- Elton John blasts Russia’s anti-gay laws during Moscow concert
- U.N.: Afghanistan slow to enforce law protecting women
- Heart cancels SeaWorld concert after ‘Blackfish’ documentary
- South Carolina sheriff refuses to lower American flag for Nelson Mandela
- South Africans hold day of prayer for Nelson Mandela
- Mandela not on life support in final hours, friend says
- Ukraine protesters topple, decapitate Lenin statue in Kiev
- Kim Jong-un’s uncle removed from North Korean state documentary
- Thailand crisis deepens as opposition quits Parliament
- Campbell Soup apologizes for SpaghettiOs’ Pearl Harbor tweet
Delays beset veterans health care system
Getting treatment for post-traumatic stress disorder can be an arduous process for veterans who regularly must deal with administrative and medical delays, health care professionals say.
Alexis, who reportedly had PTSD after witnessing the 9/11 terrorist attacks in New York, enrolled in the VA system one month after he left the Navy Reserve in January 2011.
But he “never sought an appointment from a mental health specialist, and had previously either canceled or failed to show up for primary care appointments and claims evaluations examinations he had scheduled at VA Medical Centers,” the VA said in a statement.
Late last month, Alexis showed up a VA emergency medical center in Providence, R.I., and another in Washington, D.C., seeking medication for insomnia. After medical exams at both centers, he was given small doses of medication and told to follow up with primary care providers.
“On both occasions, Mr. Alexis was alert and oriented, and was asked by VA doctors if he was struggling with anxiety or depression, or had thoughts about harming himself or others, which he denied,” the VA statement said.
Weeks earlier, Alexis had called Newport, R.I., police to a hotel where he was staying and told them that voices were speaking to him through the wall, floor and ceiling, that three people were following him and keeping him awake with microwave vibrations, and that he had left two other hotels because of that. He also denied any history of mental illness.

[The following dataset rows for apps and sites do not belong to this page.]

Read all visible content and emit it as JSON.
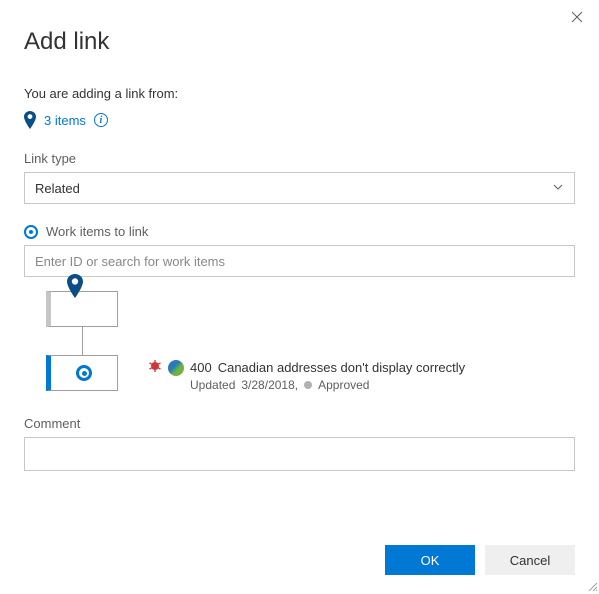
{
  "dialog": {
    "title": "Add link",
    "intro": "You are adding a link from:",
    "items_count_text": "3 items"
  },
  "link_type": {
    "label": "Link type",
    "value": "Related"
  },
  "work_items": {
    "label": "Work items to link",
    "search_placeholder": "Enter ID or search for work items"
  },
  "linked_item": {
    "type_icon": "bug-icon",
    "id": "400",
    "title": "Canadian addresses don't display correctly",
    "updated_label": "Updated",
    "updated_date": "3/28/2018,",
    "state": "Approved"
  },
  "comment": {
    "label": "Comment",
    "value": ""
  },
  "buttons": {
    "ok": "OK",
    "cancel": "Cancel"
  }
}
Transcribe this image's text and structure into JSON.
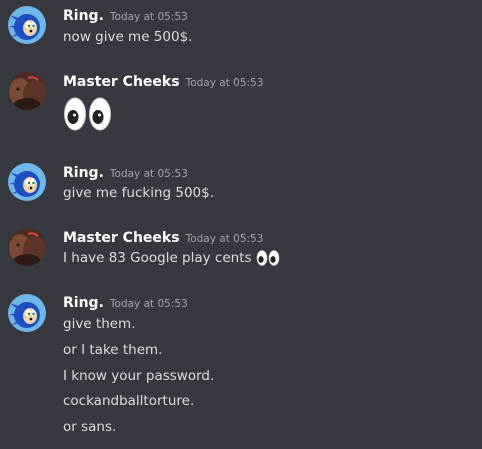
{
  "channel": {
    "messages": [
      {
        "author": "Ring.",
        "timestamp": "Today at 05:53",
        "lines": [
          "now give me 500$."
        ]
      },
      {
        "author": "Master Cheeks",
        "timestamp": "Today at 05:53",
        "lines": [
          ""
        ],
        "emoji": "eyes-emoji"
      },
      {
        "author": "Ring.",
        "timestamp": "Today at 05:53",
        "lines": [
          "give me fucking 500$."
        ]
      },
      {
        "author": "Master Cheeks",
        "timestamp": "Today at 05:53",
        "lines": [
          "I have 83 Google play cents"
        ],
        "emoji": "eyes-emoji"
      },
      {
        "author": "Ring.",
        "timestamp": "Today at 05:53",
        "lines": [
          "give them.",
          "or I take them.",
          "I know your password.",
          "cockandballtorture.",
          "or sans."
        ]
      }
    ]
  },
  "colors": {
    "background": "#36393f",
    "username": "#ffffff",
    "timestamp": "#a3a6aa",
    "message_text": "#dcddde"
  }
}
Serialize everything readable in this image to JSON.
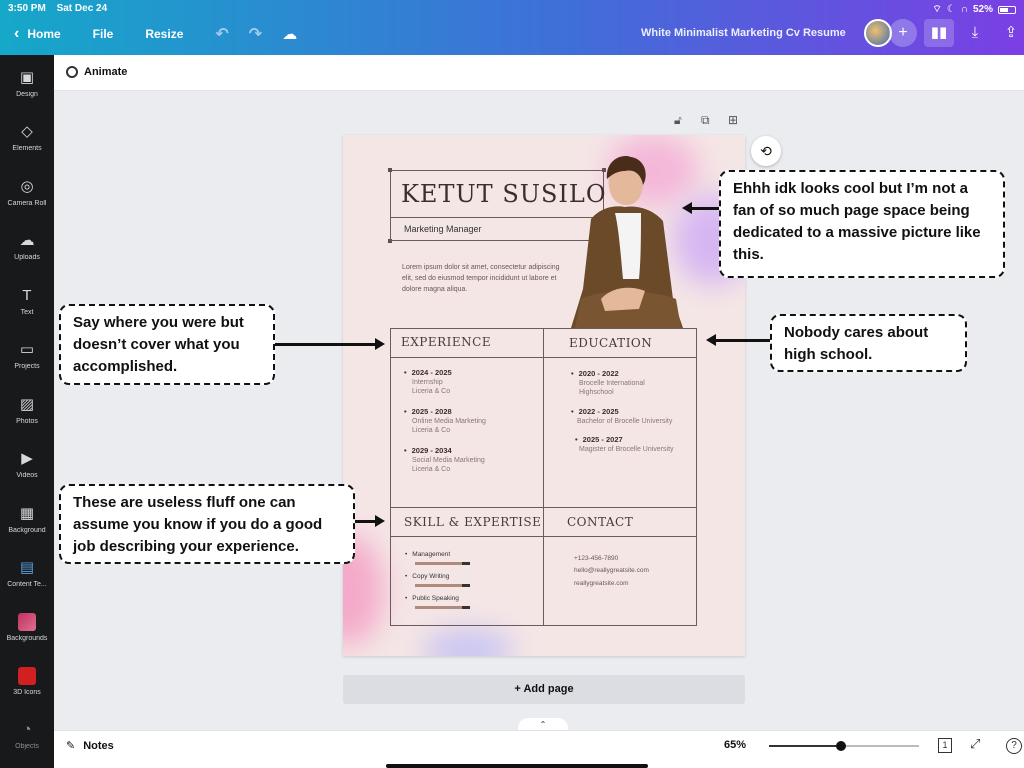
{
  "status": {
    "time": "3:50 PM",
    "date": "Sat Dec 24",
    "battery": "52%"
  },
  "topbar": {
    "home": "Home",
    "file": "File",
    "resize": "Resize",
    "doc_title": "White Minimalist Marketing Cv Resume"
  },
  "sidebar": {
    "items": [
      {
        "label": "Design",
        "icon": "▣"
      },
      {
        "label": "Elements",
        "icon": "◇"
      },
      {
        "label": "Camera Roll",
        "icon": "◎"
      },
      {
        "label": "Uploads",
        "icon": "☁"
      },
      {
        "label": "Text",
        "icon": "T"
      },
      {
        "label": "Projects",
        "icon": "▭"
      },
      {
        "label": "Photos",
        "icon": "▨"
      },
      {
        "label": "Videos",
        "icon": "▶"
      },
      {
        "label": "Background",
        "icon": "▦"
      },
      {
        "label": "Content Te...",
        "icon": "▤"
      },
      {
        "label": "Backgrounds",
        "icon": ""
      },
      {
        "label": "3D Icons",
        "icon": ""
      },
      {
        "label": "Objects",
        "icon": "◔"
      }
    ]
  },
  "subbar": {
    "animate": "Animate"
  },
  "resume": {
    "name": "KETUT SUSILO",
    "role": "Marketing Manager",
    "lorem": "Lorem ipsum dolor sit amet, consectetur adipiscing elit, sed do eiusmod tempor incididunt ut labore et dolore magna aliqua.",
    "experience_title": "EXPERIENCE",
    "experience": [
      {
        "years": "2024 - 2025",
        "line1": "Internship",
        "line2": "Liceria & Co"
      },
      {
        "years": "2025 - 2028",
        "line1": "Online Media Marketing",
        "line2": "Liceria & Co"
      },
      {
        "years": "2029 - 2034",
        "line1": "Social Media Marketing",
        "line2": "Liceria & Co"
      }
    ],
    "education_title": "EDUCATION",
    "education": [
      {
        "years": "2020 - 2022",
        "line1": "Brocelle International",
        "line2": "Highschool"
      },
      {
        "years": "2022 - 2025",
        "line1": "Bachelor of Brocelle University",
        "line2": ""
      },
      {
        "years": "2025 - 2027",
        "line1": "Magister of Brocelle University",
        "line2": ""
      }
    ],
    "skill_title": "SKILL & EXPERTISE",
    "skills": [
      "Management",
      "Copy Writing",
      "Public Speaking"
    ],
    "contact_title": "CONTACT",
    "contact": [
      "+123-456-7890",
      "hello@reallygreatsite.com",
      "reallygreatsite.com"
    ]
  },
  "callouts": {
    "photo": "Ehhh idk looks cool but I’m not a fan of so much page space being dedicated to a massive picture like this.",
    "experience": "Say where you were but doesn’t cover what you accomplished.",
    "education": "Nobody cares about high school.",
    "skills": "These are useless fluff one can assume you know if you do a good job describing your experience."
  },
  "add_page": "+ Add page",
  "bottombar": {
    "notes": "Notes",
    "zoom": "65%",
    "zoom_fraction": 0.48,
    "page_count": "1"
  }
}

Jason Hansman, senior program manager for health at the Iraq and Afghanistan Veterans of America, said there is “a huge stigma around mental health. People don’t want to self-identify as having an issue.”
Mr. Hansman said that veterans returning from war may not even recognize they have an issue, or don’t know where to go for help.
Alexis, however, was never deployed to a war zone.
Of the 2.5 million troops who have deployed since 9/11, only 1.7 million are eligible for VA care, and only half of those will seek care, said J.B. Moore, military and veterans policy and support manager for the National Alliance on Mental Illness. A little more than half are diagnosed with mental health issues like PTSD and depression.
“That’s not everyone who may need mental health care,” Ms. Moore said. “Every step of the way you are losing people that could be getting help.”
One complication in receiving care is the wait between when a veteran enrolls and the initial evaluation — which varies with how busy the VA facility is, Mr. Hansman said.
“It could happen within a couple of days, weeks or months,” he said. If a mental health issue is identified, the veteran will be scheduled to meet with a therapist, which could take additional days and weeks to set up.
© Copyright 2013 The Washington Times, LLC. Click here for reprint permission.
About the Author
Kristina Wong is a national security reporter for The Washington Times, covering defense, foreign policy and intelligence affairs. She can be reached at email@example.com.
- Air Force building drone for operations in 'hostile' airspace: Report
- Pentagon plans to destroy Syrian chemical arms on ship at sea
- Joint Chiefs chair Dempsey: Pentagon, VA too slow in merging medical systems
- Pentagon may give recruits 'a shot to start over' after shameful social media posts
- Kill team: Obama war chiefs widen drone death zones
By Brahma Chellaney
Beijing's creeping aggression signals a challenge to U.S. presence in the Asian Pacific
- CURL: Obama tells a whopper on IRS scandal
- CHELLANEY: China's game of chicken
- Sen. Rand Paul pushes 'economic freedom zones' for Detroit
- Obamas call to close Vatican embassy is 'slap in the face' to Roman Catholics
- Bill OReilly reminds: Nelson Mandela was a communist
- Russian lawmaker wants to outlaw U.S. dollar, calls it a Ponzi scheme
- 'Dude, I'm dreading that I will have to go': Czech prime minister on Mandela funeral
- New Internet security challenge arises for cybercops
- Wife of Obama aide found dead in burning car in home's garage
- Congress creates a legislative fortress for military sex-assault policy
Independent voices from the The Washington Times Communities
Al Maurer provides a common sense, conservatarian, Constitutional conservative perspective from the battleground state of Colorado
Film Reviews and Articles by Kevin Williams
"Critical thinking is thinking about your thinking while you're thinking in order to make your thinking better." - Dr. Richard Paul
Go beyond tourism's "top 10" bus tour destinations with Susan McKee as she explores the varied history, culture, food, and gardens, of the world.
Let it snow
White House pets gone wild!